_MATERIAL PROVIDED_
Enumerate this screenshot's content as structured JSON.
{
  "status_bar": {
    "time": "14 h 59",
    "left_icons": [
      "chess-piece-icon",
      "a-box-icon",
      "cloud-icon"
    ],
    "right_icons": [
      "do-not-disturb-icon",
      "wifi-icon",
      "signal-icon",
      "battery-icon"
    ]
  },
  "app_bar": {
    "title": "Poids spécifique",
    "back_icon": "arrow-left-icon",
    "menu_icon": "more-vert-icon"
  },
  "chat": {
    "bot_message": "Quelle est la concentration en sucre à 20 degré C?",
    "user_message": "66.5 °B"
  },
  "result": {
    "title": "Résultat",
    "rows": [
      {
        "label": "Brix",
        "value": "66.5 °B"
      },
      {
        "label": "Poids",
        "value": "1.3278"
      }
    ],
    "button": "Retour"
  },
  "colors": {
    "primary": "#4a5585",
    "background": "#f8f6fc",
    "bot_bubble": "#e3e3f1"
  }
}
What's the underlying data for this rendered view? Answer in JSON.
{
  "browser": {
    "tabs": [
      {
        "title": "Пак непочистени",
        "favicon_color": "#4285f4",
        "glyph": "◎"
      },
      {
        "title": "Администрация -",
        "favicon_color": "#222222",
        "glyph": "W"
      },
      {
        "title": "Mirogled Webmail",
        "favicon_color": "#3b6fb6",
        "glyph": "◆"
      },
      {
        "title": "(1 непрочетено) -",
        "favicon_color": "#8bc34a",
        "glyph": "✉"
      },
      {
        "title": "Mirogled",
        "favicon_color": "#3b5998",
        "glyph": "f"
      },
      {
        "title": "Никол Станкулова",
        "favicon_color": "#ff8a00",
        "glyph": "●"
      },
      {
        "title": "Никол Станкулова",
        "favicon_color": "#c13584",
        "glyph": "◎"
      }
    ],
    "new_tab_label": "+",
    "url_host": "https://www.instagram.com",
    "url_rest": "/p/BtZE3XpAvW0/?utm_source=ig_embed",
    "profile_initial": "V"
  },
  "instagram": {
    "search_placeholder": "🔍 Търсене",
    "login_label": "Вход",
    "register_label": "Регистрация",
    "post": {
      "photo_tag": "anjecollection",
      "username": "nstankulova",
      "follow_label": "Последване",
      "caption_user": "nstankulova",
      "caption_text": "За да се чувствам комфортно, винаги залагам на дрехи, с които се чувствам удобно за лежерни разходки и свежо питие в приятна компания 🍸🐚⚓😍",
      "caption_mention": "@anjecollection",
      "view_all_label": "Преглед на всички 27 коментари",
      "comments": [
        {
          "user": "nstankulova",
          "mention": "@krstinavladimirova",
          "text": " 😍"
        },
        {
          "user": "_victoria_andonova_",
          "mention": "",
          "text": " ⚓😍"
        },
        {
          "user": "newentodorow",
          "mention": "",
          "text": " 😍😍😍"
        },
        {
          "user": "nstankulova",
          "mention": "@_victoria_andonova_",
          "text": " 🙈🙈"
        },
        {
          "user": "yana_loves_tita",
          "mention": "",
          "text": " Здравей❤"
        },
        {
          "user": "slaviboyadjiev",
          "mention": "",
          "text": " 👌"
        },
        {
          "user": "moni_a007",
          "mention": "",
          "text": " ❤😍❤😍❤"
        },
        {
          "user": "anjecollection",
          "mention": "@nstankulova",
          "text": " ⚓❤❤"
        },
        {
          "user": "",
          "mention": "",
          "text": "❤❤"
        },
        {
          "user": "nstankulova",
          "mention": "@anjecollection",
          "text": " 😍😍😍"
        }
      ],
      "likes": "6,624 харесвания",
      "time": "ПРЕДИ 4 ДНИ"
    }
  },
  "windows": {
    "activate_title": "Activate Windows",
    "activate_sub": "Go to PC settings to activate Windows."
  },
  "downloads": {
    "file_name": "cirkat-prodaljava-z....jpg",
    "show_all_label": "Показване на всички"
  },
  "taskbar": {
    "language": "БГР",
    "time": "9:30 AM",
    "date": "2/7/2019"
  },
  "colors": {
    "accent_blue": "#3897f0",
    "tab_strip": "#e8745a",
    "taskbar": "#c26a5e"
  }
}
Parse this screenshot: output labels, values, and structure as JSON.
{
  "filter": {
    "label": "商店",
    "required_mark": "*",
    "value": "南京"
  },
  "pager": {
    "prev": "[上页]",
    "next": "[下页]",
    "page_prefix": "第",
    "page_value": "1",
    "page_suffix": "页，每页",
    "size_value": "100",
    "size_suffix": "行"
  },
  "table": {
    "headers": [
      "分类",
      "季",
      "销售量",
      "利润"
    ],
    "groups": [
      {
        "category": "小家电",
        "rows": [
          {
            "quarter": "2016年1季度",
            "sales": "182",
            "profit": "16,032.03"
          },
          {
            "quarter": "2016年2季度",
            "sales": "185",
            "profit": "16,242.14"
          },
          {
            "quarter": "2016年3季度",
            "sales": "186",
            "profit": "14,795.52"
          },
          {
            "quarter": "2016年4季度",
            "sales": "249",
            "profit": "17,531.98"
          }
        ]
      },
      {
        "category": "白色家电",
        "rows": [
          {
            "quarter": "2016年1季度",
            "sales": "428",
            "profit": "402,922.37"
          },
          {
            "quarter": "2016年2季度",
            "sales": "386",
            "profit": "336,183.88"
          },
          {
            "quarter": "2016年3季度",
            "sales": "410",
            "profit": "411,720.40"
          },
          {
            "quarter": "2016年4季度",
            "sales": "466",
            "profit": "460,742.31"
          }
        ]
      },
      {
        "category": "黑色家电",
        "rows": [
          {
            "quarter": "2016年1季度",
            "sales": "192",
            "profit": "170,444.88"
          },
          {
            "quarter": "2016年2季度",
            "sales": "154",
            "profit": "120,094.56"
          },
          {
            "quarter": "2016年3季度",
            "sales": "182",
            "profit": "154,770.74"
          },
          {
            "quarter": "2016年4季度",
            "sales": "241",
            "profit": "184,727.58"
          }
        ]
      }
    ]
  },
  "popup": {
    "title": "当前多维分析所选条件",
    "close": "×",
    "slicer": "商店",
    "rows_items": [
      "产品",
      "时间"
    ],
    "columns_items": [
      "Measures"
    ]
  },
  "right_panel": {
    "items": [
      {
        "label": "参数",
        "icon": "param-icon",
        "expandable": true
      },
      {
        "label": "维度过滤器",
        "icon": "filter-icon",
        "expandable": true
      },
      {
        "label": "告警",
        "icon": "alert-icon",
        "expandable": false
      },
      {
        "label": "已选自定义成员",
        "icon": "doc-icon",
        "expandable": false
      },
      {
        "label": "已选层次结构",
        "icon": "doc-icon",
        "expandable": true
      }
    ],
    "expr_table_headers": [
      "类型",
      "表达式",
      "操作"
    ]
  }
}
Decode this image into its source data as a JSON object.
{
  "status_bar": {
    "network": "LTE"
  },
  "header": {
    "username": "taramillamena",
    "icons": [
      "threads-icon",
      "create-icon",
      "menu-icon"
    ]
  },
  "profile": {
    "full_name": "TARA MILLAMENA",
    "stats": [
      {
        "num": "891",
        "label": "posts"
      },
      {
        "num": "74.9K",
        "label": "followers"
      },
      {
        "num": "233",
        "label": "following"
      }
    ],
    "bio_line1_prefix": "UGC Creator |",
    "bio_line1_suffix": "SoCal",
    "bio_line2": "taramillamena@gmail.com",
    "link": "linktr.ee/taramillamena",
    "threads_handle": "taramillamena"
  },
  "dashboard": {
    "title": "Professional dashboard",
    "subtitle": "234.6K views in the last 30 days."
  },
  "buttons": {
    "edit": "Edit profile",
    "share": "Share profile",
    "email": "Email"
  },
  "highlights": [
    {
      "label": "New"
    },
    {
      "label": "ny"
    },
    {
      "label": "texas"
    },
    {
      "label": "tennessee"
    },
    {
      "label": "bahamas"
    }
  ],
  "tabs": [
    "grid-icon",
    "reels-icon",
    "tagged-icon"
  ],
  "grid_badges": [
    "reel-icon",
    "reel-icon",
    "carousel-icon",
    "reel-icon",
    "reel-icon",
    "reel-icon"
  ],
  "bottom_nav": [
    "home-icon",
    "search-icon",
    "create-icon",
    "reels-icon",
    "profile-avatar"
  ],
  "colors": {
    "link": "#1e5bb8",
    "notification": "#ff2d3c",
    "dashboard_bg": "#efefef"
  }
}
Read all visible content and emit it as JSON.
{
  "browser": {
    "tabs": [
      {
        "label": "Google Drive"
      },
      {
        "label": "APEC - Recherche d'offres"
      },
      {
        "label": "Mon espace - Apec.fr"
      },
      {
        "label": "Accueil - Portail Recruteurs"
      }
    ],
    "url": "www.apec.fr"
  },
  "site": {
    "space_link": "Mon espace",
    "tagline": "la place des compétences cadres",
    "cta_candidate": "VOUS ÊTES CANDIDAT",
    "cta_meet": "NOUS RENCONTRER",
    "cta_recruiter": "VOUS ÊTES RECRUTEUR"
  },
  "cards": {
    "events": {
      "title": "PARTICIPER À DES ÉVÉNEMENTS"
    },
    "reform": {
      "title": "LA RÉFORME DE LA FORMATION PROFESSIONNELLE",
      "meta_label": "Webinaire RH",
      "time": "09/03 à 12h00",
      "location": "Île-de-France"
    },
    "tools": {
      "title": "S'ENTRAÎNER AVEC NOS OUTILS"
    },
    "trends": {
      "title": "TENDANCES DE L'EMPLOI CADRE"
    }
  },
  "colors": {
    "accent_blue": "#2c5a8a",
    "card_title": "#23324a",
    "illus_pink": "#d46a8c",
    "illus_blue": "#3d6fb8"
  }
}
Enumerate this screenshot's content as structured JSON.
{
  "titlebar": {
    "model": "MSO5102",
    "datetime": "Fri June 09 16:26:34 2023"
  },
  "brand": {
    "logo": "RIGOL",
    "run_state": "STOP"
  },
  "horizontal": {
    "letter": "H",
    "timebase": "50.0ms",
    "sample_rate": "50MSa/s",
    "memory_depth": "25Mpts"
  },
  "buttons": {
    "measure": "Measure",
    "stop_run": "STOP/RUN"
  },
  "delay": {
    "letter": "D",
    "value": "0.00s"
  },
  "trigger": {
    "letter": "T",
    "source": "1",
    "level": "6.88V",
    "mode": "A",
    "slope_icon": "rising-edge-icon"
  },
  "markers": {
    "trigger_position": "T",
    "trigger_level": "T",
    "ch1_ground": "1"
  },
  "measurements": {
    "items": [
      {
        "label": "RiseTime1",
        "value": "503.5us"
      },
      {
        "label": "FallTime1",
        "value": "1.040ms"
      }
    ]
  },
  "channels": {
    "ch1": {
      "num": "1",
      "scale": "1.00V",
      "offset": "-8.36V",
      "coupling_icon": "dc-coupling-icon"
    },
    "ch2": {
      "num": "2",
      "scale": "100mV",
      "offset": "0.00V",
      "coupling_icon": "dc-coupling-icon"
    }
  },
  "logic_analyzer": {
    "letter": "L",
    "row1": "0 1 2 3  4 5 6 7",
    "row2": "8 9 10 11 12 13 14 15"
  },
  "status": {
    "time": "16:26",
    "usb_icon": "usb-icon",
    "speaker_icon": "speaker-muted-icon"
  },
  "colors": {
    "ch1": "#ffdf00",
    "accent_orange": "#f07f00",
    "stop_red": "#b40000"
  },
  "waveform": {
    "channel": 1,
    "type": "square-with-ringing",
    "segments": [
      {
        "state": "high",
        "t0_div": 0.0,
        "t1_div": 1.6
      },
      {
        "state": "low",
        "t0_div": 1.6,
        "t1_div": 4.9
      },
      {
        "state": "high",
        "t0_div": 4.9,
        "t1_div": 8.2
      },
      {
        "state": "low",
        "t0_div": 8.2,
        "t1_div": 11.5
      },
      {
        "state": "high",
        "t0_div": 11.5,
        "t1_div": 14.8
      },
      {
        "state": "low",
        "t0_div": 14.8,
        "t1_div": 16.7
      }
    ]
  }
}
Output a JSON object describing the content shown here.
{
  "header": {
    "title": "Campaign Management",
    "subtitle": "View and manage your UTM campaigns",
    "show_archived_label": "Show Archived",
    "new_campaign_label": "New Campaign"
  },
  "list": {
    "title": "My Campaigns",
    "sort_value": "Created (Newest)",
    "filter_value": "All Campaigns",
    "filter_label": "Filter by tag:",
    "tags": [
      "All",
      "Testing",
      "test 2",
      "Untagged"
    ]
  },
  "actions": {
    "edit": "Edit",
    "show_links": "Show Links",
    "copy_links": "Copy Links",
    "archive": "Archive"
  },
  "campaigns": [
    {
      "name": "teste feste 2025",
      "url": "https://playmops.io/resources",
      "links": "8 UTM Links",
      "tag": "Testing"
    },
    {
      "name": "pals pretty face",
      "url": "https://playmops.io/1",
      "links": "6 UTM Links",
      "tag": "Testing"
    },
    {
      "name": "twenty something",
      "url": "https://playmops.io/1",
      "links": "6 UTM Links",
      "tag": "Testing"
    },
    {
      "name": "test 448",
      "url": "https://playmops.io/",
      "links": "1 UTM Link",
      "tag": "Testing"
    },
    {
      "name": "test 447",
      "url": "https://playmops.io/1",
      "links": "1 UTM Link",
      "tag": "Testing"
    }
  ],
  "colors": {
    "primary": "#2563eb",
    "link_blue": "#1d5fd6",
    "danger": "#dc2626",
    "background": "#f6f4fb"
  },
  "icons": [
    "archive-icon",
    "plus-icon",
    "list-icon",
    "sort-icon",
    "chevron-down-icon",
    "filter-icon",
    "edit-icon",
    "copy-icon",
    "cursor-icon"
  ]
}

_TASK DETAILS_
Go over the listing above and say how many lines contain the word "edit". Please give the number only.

_FINISHED EXERCISE_
3